### Excerpted records
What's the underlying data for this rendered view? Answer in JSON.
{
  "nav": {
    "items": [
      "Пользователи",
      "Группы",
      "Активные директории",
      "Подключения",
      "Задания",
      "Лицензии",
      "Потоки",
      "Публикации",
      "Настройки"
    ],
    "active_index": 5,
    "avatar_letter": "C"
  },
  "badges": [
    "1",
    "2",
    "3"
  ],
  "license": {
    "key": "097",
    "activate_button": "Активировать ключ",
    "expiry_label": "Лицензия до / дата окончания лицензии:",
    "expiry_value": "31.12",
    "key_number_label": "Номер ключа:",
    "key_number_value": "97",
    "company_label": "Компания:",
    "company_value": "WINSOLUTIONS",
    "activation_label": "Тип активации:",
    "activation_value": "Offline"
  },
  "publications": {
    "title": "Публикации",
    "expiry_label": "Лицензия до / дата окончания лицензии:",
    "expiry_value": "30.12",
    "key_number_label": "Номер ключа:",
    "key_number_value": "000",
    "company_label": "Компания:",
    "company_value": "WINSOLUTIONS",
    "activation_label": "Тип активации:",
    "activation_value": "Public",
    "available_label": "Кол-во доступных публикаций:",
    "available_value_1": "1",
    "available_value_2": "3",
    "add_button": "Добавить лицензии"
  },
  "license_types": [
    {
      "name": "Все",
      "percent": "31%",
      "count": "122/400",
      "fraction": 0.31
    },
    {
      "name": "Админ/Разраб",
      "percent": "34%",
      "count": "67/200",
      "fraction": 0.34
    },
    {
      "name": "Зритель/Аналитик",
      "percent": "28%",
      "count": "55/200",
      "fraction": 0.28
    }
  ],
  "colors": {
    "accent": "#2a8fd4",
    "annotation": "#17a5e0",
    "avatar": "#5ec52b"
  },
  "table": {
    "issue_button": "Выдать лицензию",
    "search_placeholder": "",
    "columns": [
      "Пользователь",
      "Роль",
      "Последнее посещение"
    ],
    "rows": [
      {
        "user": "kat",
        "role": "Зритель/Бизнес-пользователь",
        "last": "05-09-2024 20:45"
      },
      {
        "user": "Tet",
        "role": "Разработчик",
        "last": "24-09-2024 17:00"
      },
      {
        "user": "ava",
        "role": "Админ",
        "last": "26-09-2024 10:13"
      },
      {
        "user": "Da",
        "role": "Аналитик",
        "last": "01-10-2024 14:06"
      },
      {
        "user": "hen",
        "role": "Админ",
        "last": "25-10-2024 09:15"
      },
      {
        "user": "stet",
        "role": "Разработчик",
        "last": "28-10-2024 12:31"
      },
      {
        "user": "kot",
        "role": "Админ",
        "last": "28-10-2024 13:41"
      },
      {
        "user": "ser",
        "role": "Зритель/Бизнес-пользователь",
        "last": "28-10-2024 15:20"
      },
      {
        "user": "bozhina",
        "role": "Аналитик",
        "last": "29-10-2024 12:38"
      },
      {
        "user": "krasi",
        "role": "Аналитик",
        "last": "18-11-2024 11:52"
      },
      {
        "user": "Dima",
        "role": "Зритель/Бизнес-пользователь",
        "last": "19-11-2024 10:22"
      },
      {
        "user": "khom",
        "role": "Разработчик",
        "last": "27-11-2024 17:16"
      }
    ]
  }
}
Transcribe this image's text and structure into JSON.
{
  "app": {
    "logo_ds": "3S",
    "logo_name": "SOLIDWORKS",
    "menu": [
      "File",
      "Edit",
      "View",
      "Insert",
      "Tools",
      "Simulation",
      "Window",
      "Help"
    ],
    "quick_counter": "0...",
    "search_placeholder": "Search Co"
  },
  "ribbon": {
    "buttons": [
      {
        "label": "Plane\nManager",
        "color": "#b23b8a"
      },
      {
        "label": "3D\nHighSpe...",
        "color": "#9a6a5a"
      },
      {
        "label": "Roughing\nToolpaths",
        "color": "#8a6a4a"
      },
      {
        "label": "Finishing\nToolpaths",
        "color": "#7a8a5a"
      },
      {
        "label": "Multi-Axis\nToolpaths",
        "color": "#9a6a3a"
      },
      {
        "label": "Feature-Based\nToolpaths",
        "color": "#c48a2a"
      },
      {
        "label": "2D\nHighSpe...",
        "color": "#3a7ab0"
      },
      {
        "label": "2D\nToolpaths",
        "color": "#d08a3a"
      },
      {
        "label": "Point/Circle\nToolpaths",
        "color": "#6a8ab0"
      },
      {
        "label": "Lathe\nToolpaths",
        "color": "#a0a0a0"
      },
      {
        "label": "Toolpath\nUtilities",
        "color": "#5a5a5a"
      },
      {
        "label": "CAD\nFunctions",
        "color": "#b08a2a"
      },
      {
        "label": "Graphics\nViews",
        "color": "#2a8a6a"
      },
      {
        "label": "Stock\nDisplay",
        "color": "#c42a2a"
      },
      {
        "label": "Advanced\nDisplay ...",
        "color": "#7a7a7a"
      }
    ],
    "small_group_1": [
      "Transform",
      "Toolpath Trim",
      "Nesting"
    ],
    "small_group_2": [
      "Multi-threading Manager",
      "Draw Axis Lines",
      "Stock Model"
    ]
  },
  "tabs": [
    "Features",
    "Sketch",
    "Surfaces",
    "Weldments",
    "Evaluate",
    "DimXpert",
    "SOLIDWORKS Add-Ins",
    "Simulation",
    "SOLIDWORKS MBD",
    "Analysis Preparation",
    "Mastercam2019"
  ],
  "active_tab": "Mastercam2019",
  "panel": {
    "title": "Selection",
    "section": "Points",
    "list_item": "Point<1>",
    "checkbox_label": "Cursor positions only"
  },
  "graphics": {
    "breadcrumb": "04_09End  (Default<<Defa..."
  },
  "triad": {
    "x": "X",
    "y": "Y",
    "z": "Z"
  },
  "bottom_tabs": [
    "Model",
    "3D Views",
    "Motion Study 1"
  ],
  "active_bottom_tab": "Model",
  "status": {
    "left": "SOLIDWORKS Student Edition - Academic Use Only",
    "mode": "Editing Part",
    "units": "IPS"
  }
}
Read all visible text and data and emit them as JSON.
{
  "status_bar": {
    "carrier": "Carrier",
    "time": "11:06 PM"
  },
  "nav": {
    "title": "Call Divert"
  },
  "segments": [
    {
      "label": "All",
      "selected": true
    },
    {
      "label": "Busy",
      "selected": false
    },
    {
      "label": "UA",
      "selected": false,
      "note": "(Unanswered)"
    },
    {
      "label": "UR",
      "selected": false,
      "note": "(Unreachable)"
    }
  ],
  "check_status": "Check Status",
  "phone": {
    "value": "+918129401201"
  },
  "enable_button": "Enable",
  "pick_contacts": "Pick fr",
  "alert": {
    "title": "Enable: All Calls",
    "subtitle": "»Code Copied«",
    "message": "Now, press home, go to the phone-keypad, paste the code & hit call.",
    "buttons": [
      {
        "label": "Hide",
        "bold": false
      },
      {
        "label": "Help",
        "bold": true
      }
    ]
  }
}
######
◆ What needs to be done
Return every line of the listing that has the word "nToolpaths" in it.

◆ Response to this task
        "label": "Roughing\nToolpaths",
        "label": "Finishing\nToolpaths",
        "label": "Multi-Axis\nToolpaths",
        "label": "Feature-Based\nToolpaths",
        "label": "2D\nToolpaths",
        "label": "Point/Circle\nToolpaths",
        "label": "Lathe\nToolpaths",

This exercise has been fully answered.